What you should do
With the listing in front of you, retype it exactly.

The data
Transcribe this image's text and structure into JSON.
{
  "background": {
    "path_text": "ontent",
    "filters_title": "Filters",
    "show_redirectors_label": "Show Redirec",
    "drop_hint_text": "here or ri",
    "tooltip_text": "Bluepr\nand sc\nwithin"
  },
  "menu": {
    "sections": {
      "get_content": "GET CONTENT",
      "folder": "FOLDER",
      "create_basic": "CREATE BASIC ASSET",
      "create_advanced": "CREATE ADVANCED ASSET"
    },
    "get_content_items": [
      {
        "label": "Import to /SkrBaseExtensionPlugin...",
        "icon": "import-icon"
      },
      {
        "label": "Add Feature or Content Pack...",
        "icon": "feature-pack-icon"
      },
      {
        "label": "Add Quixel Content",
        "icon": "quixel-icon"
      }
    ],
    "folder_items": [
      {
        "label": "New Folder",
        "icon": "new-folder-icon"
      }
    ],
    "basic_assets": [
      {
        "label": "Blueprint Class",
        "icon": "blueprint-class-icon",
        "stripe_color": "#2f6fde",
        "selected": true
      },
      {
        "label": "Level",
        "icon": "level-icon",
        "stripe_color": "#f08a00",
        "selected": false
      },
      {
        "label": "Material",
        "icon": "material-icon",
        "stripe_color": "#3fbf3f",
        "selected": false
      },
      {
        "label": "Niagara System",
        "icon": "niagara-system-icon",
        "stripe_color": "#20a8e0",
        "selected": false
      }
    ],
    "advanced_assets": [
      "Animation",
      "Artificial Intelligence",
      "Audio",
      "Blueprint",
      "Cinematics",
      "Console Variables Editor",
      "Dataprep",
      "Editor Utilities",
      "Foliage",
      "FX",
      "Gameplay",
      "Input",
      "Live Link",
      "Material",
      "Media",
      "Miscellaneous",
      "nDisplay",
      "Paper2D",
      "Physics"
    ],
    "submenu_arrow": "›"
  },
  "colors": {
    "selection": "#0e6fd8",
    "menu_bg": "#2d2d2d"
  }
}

Solution to this problem
Transcribe this image's text and structure into JSON.
{
  "background": {
    "path_text": "ontent",
    "filters_title": "Filters",
    "show_redirectors_label": "Show Redirec",
    "drop_hint_text": "here or ri",
    "tooltip_text": "Bluepr\nand sc\nwithin"
  },
  "menu": {
    "sections": {
      "get_content": "GET CONTENT",
      "folder": "FOLDER",
      "create_basic": "CREATE BASIC ASSET",
      "create_advanced": "CREATE ADVANCED ASSET"
    },
    "get_content_items": [
      {
        "label": "Import to /SkrBaseExtensionPlugin...",
        "icon": "import-icon"
      },
      {
        "label": "Add Feature or Content Pack...",
        "icon": "feature-pack-icon"
      },
      {
        "label": "Add Quixel Content",
        "icon": "quixel-icon"
      }
    ],
    "folder_items": [
      {
        "label": "New Folder",
        "icon": "new-folder-icon"
      }
    ],
    "basic_assets": [
      {
        "label": "Blueprint Class",
        "icon": "blueprint-class-icon",
        "stripe_color": "#2f6fde",
        "selected": true
      },
      {
        "label": "Level",
        "icon": "level-icon",
        "stripe_color": "#f08a00",
        "selected": false
      },
      {
        "label": "Material",
        "icon": "material-icon",
        "stripe_color": "#3fbf3f",
        "selected": false
      },
      {
        "label": "Niagara System",
        "icon": "niagara-system-icon",
        "stripe_color": "#20a8e0",
        "selected": false
      }
    ],
    "advanced_assets": [
      "Animation",
      "Artificial Intelligence",
      "Audio",
      "Blueprint",
      "Cinematics",
      "Console Variables Editor",
      "Dataprep",
      "Editor Utilities",
      "Foliage",
      "FX",
      "Gameplay",
      "Input",
      "Live Link",
      "Material",
      "Media",
      "Miscellaneous",
      "nDisplay",
      "Paper2D",
      "Physics"
    ],
    "submenu_arrow": "›"
  },
  "colors": {
    "selection": "#0e6fd8",
    "menu_bg": "#2d2d2d"
  }
}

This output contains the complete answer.